● **Work task**: Could you write the entries out again, exactly as they are?

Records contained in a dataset
:::::

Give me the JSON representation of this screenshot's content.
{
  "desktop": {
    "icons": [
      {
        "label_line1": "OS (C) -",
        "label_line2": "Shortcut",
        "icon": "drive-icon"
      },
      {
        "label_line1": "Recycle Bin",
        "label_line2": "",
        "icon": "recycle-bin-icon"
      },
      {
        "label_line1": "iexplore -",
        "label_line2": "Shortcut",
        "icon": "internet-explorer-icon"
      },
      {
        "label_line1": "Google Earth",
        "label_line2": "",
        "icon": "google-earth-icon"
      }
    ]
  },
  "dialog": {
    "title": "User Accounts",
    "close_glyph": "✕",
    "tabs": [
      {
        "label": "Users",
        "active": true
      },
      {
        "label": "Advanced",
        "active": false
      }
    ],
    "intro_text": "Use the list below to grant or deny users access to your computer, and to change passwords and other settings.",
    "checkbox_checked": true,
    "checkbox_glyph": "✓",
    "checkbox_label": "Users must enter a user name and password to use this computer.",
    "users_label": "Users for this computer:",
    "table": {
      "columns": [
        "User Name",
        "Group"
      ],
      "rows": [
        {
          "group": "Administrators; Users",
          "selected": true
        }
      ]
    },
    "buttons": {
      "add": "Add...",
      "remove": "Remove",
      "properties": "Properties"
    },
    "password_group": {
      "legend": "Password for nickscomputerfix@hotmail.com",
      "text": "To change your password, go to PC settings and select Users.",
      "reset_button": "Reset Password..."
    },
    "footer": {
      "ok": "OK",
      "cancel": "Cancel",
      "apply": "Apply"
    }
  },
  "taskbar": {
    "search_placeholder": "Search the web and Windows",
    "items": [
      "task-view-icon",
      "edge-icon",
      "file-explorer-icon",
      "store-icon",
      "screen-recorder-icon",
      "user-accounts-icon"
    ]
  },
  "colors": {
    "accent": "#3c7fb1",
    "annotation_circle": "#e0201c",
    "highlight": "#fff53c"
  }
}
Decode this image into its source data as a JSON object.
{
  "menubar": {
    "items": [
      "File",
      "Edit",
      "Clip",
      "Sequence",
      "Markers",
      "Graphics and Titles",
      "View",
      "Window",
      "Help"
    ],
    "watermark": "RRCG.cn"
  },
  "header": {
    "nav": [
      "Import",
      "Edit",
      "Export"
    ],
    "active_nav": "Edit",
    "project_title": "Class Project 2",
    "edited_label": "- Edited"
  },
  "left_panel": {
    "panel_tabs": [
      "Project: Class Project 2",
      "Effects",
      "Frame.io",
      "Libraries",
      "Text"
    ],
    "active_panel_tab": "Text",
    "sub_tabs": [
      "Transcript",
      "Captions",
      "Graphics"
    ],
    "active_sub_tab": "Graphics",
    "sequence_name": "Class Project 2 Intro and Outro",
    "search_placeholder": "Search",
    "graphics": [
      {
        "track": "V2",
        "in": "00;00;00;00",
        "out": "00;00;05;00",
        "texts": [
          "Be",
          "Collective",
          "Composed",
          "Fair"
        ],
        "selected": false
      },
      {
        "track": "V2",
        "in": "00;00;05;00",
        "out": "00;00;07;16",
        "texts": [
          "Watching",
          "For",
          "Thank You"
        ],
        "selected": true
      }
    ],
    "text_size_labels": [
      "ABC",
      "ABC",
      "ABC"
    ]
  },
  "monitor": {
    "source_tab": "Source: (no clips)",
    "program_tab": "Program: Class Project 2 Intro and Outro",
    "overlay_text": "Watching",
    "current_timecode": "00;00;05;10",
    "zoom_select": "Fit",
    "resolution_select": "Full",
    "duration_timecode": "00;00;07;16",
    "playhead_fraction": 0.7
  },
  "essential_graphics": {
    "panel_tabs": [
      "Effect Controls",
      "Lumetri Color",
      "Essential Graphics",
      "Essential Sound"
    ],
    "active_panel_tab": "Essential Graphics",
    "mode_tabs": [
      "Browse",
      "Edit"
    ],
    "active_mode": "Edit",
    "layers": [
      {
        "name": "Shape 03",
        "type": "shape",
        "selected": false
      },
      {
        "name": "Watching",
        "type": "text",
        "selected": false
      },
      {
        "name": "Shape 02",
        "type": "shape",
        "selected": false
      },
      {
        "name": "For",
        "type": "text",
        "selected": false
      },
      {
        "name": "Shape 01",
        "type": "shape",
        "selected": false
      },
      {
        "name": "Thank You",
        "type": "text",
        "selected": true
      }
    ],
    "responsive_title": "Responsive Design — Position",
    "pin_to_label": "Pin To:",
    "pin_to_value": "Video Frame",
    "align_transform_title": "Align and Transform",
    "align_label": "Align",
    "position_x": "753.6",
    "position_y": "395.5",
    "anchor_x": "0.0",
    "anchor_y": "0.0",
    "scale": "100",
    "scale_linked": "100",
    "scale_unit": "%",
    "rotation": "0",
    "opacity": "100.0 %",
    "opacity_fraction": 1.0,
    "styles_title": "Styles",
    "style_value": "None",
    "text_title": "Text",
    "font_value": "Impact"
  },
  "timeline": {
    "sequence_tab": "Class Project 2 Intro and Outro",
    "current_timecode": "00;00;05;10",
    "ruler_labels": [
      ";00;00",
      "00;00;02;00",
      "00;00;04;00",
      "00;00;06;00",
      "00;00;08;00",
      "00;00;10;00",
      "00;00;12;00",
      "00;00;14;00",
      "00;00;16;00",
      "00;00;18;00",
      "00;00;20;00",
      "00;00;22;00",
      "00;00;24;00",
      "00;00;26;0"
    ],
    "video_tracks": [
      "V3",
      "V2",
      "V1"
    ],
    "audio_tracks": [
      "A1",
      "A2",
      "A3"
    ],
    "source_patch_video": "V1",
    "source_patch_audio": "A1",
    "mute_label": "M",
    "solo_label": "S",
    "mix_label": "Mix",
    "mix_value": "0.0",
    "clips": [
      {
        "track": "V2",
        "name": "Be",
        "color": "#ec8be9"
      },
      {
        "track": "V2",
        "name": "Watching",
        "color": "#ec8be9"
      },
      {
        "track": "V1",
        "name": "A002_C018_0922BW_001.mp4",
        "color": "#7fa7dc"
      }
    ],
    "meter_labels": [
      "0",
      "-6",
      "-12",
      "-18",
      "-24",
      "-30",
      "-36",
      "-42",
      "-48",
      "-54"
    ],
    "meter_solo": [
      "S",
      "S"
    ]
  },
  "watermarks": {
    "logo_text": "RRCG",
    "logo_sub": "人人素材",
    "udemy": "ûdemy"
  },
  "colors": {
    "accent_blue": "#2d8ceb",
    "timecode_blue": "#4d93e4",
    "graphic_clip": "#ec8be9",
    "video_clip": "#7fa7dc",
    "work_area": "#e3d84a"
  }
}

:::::

● **Result of this task**:
Give me the JSON representation of this screenshot's content.
{
  "desktop": {
    "icons": [
      {
        "label_line1": "OS (C) -",
        "label_line2": "Shortcut",
        "icon": "drive-icon"
      },
      {
        "label_line1": "Recycle Bin",
        "label_line2": "",
        "icon": "recycle-bin-icon"
      },
      {
        "label_line1": "iexplore -",
        "label_line2": "Shortcut",
        "icon": "internet-explorer-icon"
      },
      {
        "label_line1": "Google Earth",
        "label_line2": "",
        "icon": "google-earth-icon"
      }
    ]
  },
  "dialog": {
    "title": "User Accounts",
    "close_glyph": "✕",
    "tabs": [
      {
        "label": "Users",
        "active": true
      },
      {
        "label": "Advanced",
        "active": false
      }
    ],
    "intro_text": "Use the list below to grant or deny users access to your computer, and to change passwords and other settings.",
    "checkbox_checked": true,
    "checkbox_glyph": "✓",
    "checkbox_label": "Users must enter a user name and password to use this computer.",
    "users_label": "Users for this computer:",
    "table": {
      "columns": [
        "User Name",
        "Group"
      ],
      "rows": [
        {
          "group": "Administrators; Users",
          "selected": true
        }
      ]
    },
    "buttons": {
      "add": "Add...",
      "remove": "Remove",
      "properties": "Properties"
    },
    "password_group": {
      "legend": "Password for nickscomputerfix@hotmail.com",
      "text": "To change your password, go to PC settings and select Users.",
      "reset_button": "Reset Password..."
    },
    "footer": {
      "ok": "OK",
      "cancel": "Cancel",
      "apply": "Apply"
    }
  },
  "taskbar": {
    "search_placeholder": "Search the web and Windows",
    "items": [
      "task-view-icon",
      "edge-icon",
      "file-explorer-icon",
      "store-icon",
      "screen-recorder-icon",
      "user-accounts-icon"
    ]
  },
  "colors": {
    "accent": "#3c7fb1",
    "annotation_circle": "#e0201c",
    "highlight": "#fff53c"
  }
}
Decode this image into its source data as a JSON object.
{
  "menubar": {
    "items": [
      "File",
      "Edit",
      "Clip",
      "Sequence",
      "Markers",
      "Graphics and Titles",
      "View",
      "Window",
      "Help"
    ],
    "watermark": "RRCG.cn"
  },
  "header": {
    "nav": [
      "Import",
      "Edit",
      "Export"
    ],
    "active_nav": "Edit",
    "project_title": "Class Project 2",
    "edited_label": "- Edited"
  },
  "left_panel": {
    "panel_tabs": [
      "Project: Class Project 2",
      "Effects",
      "Frame.io",
      "Libraries",
      "Text"
    ],
    "active_panel_tab": "Text",
    "sub_tabs": [
      "Transcript",
      "Captions",
      "Graphics"
    ],
    "active_sub_tab": "Graphics",
    "sequence_name": "Class Project 2 Intro and Outro",
    "search_placeholder": "Search",
    "graphics": [
      {
        "track": "V2",
        "in": "00;00;00;00",
        "out": "00;00;05;00",
        "texts": [
          "Be",
          "Collective",
          "Composed",
          "Fair"
        ],
        "selected": false
      },
      {
        "track": "V2",
        "in": "00;00;05;00",
        "out": "00;00;07;16",
        "texts": [
          "Watching",
          "For",
          "Thank You"
        ],
        "selected": true
      }
    ],
    "text_size_labels": [
      "ABC",
      "ABC",
      "ABC"
    ]
  },
  "monitor": {
    "source_tab": "Source: (no clips)",
    "program_tab": "Program: Class Project 2 Intro and Outro",
    "overlay_text": "Watching",
    "current_timecode": "00;00;05;10",
    "zoom_select": "Fit",
    "resolution_select": "Full",
    "duration_timecode": "00;00;07;16",
    "playhead_fraction": 0.7
  },
  "essential_graphics": {
    "panel_tabs": [
      "Effect Controls",
      "Lumetri Color",
      "Essential Graphics",
      "Essential Sound"
    ],
    "active_panel_tab": "Essential Graphics",
    "mode_tabs": [
      "Browse",
      "Edit"
    ],
    "active_mode": "Edit",
    "layers": [
      {
        "name": "Shape 03",
        "type": "shape",
        "selected": false
      },
      {
        "name": "Watching",
        "type": "text",
        "selected": false
      },
      {
        "name": "Shape 02",
        "type": "shape",
        "selected": false
      },
      {
        "name": "For",
        "type": "text",
        "selected": false
      },
      {
        "name": "Shape 01",
        "type": "shape",
        "selected": false
      },
      {
        "name": "Thank You",
        "type": "text",
        "selected": true
      }
    ],
    "responsive_title": "Responsive Design — Position",
    "pin_to_label": "Pin To:",
    "pin_to_value": "Video Frame",
    "align_transform_title": "Align and Transform",
    "align_label": "Align",
    "position_x": "753.6",
    "position_y": "395.5",
    "anchor_x": "0.0",
    "anchor_y": "0.0",
    "scale": "100",
    "scale_linked": "100",
    "scale_unit": "%",
    "rotation": "0",
    "opacity": "100.0 %",
    "opacity_fraction": 1.0,
    "styles_title": "Styles",
    "style_value": "None",
    "text_title": "Text",
    "font_value": "Impact"
  },
  "timeline": {
    "sequence_tab": "Class Project 2 Intro and Outro",
    "current_timecode": "00;00;05;10",
    "ruler_labels": [
      ";00;00",
      "00;00;02;00",
      "00;00;04;00",
      "00;00;06;00",
      "00;00;08;00",
      "00;00;10;00",
      "00;00;12;00",
      "00;00;14;00",
      "00;00;16;00",
      "00;00;18;00",
      "00;00;20;00",
      "00;00;22;00",
      "00;00;24;00",
      "00;00;26;0"
    ],
    "video_tracks": [
      "V3",
      "V2",
      "V1"
    ],
    "audio_tracks": [
      "A1",
      "A2",
      "A3"
    ],
    "source_patch_video": "V1",
    "source_patch_audio": "A1",
    "mute_label": "M",
    "solo_label": "S",
    "mix_label": "Mix",
    "mix_value": "0.0",
    "clips": [
      {
        "track": "V2",
        "name": "Be",
        "color": "#ec8be9"
      },
      {
        "track": "V2",
        "name": "Watching",
        "color": "#ec8be9"
      },
      {
        "track": "V1",
        "name": "A002_C018_0922BW_001.mp4",
        "color": "#7fa7dc"
      }
    ],
    "meter_labels": [
      "0",
      "-6",
      "-12",
      "-18",
      "-24",
      "-30",
      "-36",
      "-42",
      "-48",
      "-54"
    ],
    "meter_solo": [
      "S",
      "S"
    ]
  },
  "watermarks": {
    "logo_text": "RRCG",
    "logo_sub": "人人素材",
    "udemy": "ûdemy"
  },
  "colors": {
    "accent_blue": "#2d8ceb",
    "timecode_blue": "#4d93e4",
    "graphic_clip": "#ec8be9",
    "video_clip": "#7fa7dc",
    "work_area": "#e3d84a"
  }
}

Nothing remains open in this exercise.